Is this a battle we can win? I do not believe so in my humble opinion. Hold up here now. Do not begin to speak about Hip Hop, their fight and ultimate domination which resulted in many of their rappers becoming multi millionaires.
Jamaica is not the USA, we are not Americans despite te twanging in certain quarters. Come on now, you know how we do, don’t play me like that. The world quite frankly will not fight for dancehall. So where does that leave us??
Face the reality that when you start to get pon a couple people nerves, sooner than later waggonists justified or not will join in. There is a domino or rippling effect when it is perceived that you cost more than you are worth. Contrary to popular belief the vast majority of Jamaicans do not embrace modern day dancehall music. Before we lash out at Caribbean nations who it appears seem to be sick and tired of us let us examine ourselves if it is at all possible for us to be honest. Our patrotism is in full force when other Islands attack us, less when the Americans and British do from my view. Amongst ourselves in our circle we speak of the very same thing, yet publicly we are afraid of doing so. We are soooooo hypocritical. If the politician raises the notion of a connection between violence and the lyrics of some of the danehall tunes, we explode. How many of you let your children, toddlers listen and gyrate to dancehall music? How many of you let your children listen to Beyonce, Justin Beiber? I’m quite sure many of you would much rather they twirl themselves to Beyonce’s tune and the Beiber rather than listen to dancehall. There are the odd exceptions, but things and times have changed and so has the music of dancehall. You can call it art, you an call it consciousness based on somebody’s livity. Call it what you may, it has been getting a bashing and it is not going to be embraced in its current form in todays world.

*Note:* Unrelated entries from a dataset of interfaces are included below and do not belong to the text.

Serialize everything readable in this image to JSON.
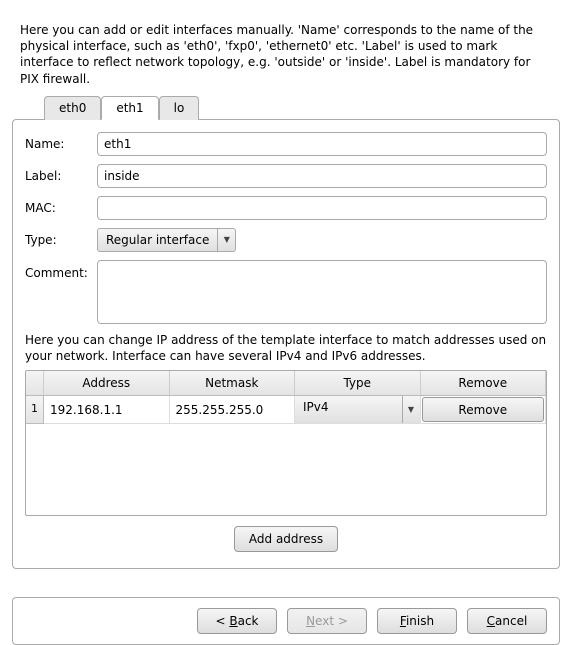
{
  "intro_text": "Here you can add or edit interfaces manually. 'Name' corresponds to the name of the physical interface, such as 'eth0', 'fxp0', 'ethernet0' etc. 'Label' is used to mark interface to reflect network topology, e.g. 'outside' or 'inside'. Label is mandatory for PIX firewall.",
  "tabs": {
    "items": [
      {
        "label": "eth0",
        "active": false
      },
      {
        "label": "eth1",
        "active": true
      },
      {
        "label": "lo",
        "active": false
      }
    ]
  },
  "form": {
    "name": {
      "label": "Name:",
      "value": "eth1"
    },
    "label": {
      "label": "Label:",
      "value": "inside"
    },
    "mac": {
      "label": "MAC:",
      "value": ""
    },
    "type": {
      "label": "Type:",
      "value": "Regular interface"
    },
    "comment": {
      "label": "Comment:",
      "value": ""
    }
  },
  "ip_intro": "Here you can change IP address of the template interface to match addresses used on your network. Interface can have several IPv4 and IPv6 addresses.",
  "table": {
    "headers": {
      "address": "Address",
      "netmask": "Netmask",
      "type": "Type",
      "remove": "Remove"
    },
    "rows": [
      {
        "num": "1",
        "address": "192.168.1.1",
        "netmask": "255.255.255.0",
        "type": "IPv4",
        "remove_label": "Remove"
      }
    ]
  },
  "buttons": {
    "add_address": "Add address",
    "back": {
      "arrow": "<",
      "pre": "",
      "mn": "B",
      "post": "ack"
    },
    "next": {
      "pre": "",
      "mn": "N",
      "post": "ext",
      "arrow": ">"
    },
    "finish": {
      "pre": "",
      "mn": "F",
      "post": "inish"
    },
    "cancel": {
      "pre": "",
      "mn": "C",
      "post": "ancel"
    }
  }
}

What do you propose to do? If countries begin to ban Jamaica as we are looked upon as the originator of reggae and dancehall music, will certain quarters encourage us to ban those said countries? Quite frankly, we are in no position to do so. Our barganing tools is just not attractive. Even a few of our promising atlethes are seeking to run for the oil rich countries as the Roc can’t hole dem.
Dancehall backlash in B’dos
(Jamaica Observer) Wednesday, May 18, 2016 49 Comments
He cites a connection with growing crime and violence in that country with the genre.
Lashley is quoted in Barbados’s
Nation newspaper calling for a stance to be taken against “reckless behaviour”.
“I am indeed very concerned about the escalation of gun violence, and in particular the escalation of violent acts that have claimed the lives of so many persons already this year,” he said.
“So I take this opportunity this evening to call on each and every one of us to take a stand on this reckless behaviour. I am equally concerned about the impact of certain types of dancehall music and videos, the impact that this is having on the minds of our citizens, especially our young people,” Lashley told his audience at the launch of the 2016 Community Independence Celebrations at Gall Hill, St John parish, last Saturday.
Meanwhile, individualss have taken to the Nation’s website to comment on Lashley’s correlation between violence and dancehall music.
One user, Elsie Jaime, noted: “Now persons must be told what music is acceptable. I guess the minister going ban Rihanna songs.”
In March, dancehall music made headlines in the United Kingdom when Roy Seda, owner of the Dice Bar in Croydon, England, claimed he had been told that Jamaican music is “unacceptable” by the Metropolitan Police.
Seda further claimed he was under so much pressure that he now makes his selectors sign an agreement not to play the genre as it is claimed to be associated with crime and disorder.